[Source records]
________

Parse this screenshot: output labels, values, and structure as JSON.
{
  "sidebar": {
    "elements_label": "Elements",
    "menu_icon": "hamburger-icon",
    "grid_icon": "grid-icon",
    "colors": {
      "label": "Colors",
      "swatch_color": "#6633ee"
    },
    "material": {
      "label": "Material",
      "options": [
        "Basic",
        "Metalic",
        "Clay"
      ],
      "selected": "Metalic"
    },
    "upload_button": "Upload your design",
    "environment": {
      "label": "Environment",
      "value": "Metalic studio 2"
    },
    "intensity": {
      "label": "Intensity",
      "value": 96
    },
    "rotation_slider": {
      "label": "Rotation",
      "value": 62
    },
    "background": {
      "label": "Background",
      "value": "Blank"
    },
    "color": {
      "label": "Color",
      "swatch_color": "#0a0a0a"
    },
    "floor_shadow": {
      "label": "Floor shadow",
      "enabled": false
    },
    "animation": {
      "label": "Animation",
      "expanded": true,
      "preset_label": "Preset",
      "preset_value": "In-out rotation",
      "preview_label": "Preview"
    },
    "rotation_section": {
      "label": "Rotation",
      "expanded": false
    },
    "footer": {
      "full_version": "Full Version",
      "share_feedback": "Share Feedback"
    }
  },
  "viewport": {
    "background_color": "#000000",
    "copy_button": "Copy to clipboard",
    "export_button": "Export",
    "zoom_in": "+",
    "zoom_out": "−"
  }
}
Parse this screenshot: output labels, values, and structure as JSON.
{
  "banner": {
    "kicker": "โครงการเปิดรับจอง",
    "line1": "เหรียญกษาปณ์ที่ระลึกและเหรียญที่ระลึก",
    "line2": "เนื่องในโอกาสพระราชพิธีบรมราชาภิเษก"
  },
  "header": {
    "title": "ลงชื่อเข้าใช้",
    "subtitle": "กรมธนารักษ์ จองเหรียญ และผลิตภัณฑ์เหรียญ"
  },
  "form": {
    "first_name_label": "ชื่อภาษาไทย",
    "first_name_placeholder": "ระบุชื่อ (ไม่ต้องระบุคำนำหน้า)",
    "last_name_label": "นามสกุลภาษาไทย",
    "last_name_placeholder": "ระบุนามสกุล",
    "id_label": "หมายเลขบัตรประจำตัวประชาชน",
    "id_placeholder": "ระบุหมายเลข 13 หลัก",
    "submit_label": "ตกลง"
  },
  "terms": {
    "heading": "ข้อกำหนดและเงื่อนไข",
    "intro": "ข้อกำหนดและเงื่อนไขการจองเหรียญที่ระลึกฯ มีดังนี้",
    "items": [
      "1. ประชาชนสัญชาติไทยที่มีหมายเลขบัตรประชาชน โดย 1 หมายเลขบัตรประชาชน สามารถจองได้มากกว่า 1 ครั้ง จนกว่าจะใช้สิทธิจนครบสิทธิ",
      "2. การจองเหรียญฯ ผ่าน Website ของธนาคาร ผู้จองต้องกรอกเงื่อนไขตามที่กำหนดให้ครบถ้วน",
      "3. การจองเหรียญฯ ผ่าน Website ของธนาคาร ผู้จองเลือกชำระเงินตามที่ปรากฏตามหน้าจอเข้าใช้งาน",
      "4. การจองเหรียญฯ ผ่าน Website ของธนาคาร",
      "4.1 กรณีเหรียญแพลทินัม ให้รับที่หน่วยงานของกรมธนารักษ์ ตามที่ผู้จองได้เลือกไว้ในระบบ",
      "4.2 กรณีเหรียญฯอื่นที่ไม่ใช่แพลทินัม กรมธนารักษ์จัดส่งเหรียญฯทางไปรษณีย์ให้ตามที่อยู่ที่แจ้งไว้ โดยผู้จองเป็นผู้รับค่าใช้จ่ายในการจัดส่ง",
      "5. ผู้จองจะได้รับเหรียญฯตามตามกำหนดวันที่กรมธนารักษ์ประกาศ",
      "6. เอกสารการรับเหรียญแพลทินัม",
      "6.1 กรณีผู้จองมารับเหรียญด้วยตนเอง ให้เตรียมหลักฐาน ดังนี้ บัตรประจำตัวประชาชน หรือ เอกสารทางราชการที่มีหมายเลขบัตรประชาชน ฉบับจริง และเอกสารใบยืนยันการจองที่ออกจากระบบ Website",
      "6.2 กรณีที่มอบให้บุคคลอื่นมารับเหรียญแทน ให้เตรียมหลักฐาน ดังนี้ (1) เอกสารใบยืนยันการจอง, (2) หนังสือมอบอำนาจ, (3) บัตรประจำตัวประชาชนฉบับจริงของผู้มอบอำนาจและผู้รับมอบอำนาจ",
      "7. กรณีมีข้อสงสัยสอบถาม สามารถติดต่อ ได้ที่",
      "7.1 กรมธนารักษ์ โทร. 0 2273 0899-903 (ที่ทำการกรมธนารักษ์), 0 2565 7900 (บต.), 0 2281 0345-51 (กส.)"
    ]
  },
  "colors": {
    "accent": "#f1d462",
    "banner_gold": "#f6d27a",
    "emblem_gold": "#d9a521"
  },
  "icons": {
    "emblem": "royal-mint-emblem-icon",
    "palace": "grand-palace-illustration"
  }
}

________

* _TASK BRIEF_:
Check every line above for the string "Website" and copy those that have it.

* _ANSWER FOR THIS EXERCISE_:
      "2. การจองเหรียญฯ ผ่าน Website ของธนาคาร ผู้จองต้องกรอกเงื่อนไขตามที่กำหนดให้ครบถ้วน",
      "3. การจองเหรียญฯ ผ่าน Website ของธนาคาร ผู้จองเลือกชำระเงินตามที่ปรากฏตามหน้าจอเข้าใช้งาน",
      "4. การจองเหรียญฯ ผ่าน Website ของธนาคาร",
      "6.1 กรณีผู้จองมารับเหรียญด้วยตนเอง ให้เตรียมหลักฐาน ดังนี้ บัตรประจำตัวประชาชน หรือ เอกสารทางราชการที่มีหมายเลขบัตรประชาชน ฉบับจริง และเอกสารใบยืนยันการจองที่ออกจากระบบ Website",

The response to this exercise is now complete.